But the future lies in working together. Medical schools now incorporate spirituality and healing into their curricula, and university centers such as Duke's Center for the Study of Spirituality, Theology, and Health are forging new understandings. NAMI, through NAMI FaithNet, is making an outreach to the faith community.

The potential for good things happening is enormous.

Further reading from mcmanweb:

God Power

In 2001, Dr Koenig, along with fellow Duke scientist, David Larson MD, MSPH, and Michael McCullough PhD of Southern Methodist University, published "Handbook for Religion and Health" (Oxford University Press). In preparing the book for publication, the authors reviewed more than 100 studies on the relationship of religion to depression. Two-thirds of those studies found religious persons have less depression than those who are non-religious, and if they become depressed, they recover more quickly.

A review of 12 studies by Dr Larson et al published in the Journal of Psychology and Theology in 1991 found a positive relationship between religious commitment and lower suicide rates. A study by Nisbet et al published in the Journal of Nervous and Mental Disorders in 2000 found that adults 50 years or older who never participated in religious activities were four times more likely than religious people in their age group to commit suicide, replicating the results of a 1972 study.

Skeptics cite the placebo effect as a probable cause of the benefits of spiritual belief, together with the fact that religious communities offer the kind of support networks that reduce stress and ease mental anguish. Additionally, those who attend religious services have better health habits, such as drinking and smoking less. Finally, religions encourage marriage, which is a reliable predictor of longer life.

But the true cause of the healing effect hardly matters. In an interview in the Winter 2002 issue of Health and Spirituality Connection, Dr Koenig explained that religion gives people hope and optimism and helps them better overcome a negative life experience. Some religious people may think God is punishing them or become overburdened with guilt, but religion can also relieve guilt and grant forgiveness.


Elizabeth said...

I didn't post a response to your poll on the effects of religion/spirituality because I was very divided. Yes, spirituality is important to me, but as for its use in my recovery, you'll get a very different answer when I'm toward the manic side--when I actually feel a strong connection to the divine--than when I'm depressed.
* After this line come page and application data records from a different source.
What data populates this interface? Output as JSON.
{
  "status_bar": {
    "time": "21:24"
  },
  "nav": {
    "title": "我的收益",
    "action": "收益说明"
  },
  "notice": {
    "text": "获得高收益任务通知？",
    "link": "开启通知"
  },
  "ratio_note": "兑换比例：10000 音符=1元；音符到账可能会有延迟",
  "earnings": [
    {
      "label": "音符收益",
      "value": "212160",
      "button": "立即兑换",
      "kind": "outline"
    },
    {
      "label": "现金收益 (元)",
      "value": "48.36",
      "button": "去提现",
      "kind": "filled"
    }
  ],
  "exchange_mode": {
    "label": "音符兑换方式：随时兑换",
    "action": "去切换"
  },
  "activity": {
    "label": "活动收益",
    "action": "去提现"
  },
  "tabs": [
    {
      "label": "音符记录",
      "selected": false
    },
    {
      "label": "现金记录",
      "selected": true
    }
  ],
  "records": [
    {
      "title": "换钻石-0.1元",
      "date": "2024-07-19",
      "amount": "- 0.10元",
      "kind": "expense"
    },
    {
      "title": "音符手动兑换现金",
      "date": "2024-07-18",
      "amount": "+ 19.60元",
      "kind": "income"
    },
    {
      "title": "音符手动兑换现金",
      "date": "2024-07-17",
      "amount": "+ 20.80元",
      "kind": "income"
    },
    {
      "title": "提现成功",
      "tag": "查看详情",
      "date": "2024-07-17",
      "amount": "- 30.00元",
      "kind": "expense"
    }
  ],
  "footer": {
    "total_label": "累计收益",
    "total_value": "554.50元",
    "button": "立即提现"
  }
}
God seems to stop answering the phone when I'm down. Right now, I'm pretty down, but am attempting to keep up with meditation and prayer.

And then there's the medieval mindset of my fundamentalist family. My mother has told me that my condition is the effect of "letting Satan in." My sister wants to perform an exorcism. My brother-in-law--who molested me when I was 14 and subsequently "got God"--tells me repeatedly that my problem is that I haven't accepted Christ as my Lord, etc.

I was delighted to read your take on us choosing our life, as I've often thought that myself. It's one way I cope: to believe that there is a greater reason for the horrors of this disorder.

John McManamy said...

I hear you, Elizabeth. God is definitely not taking my calls when I'm down.

I know Christian belief can play a huge role in a person's recovery, but just as there is both good and bad medicine, there is good and bad in religious belief. Thank you for a sobering example of the latter.

I hope you are dealing with this okay.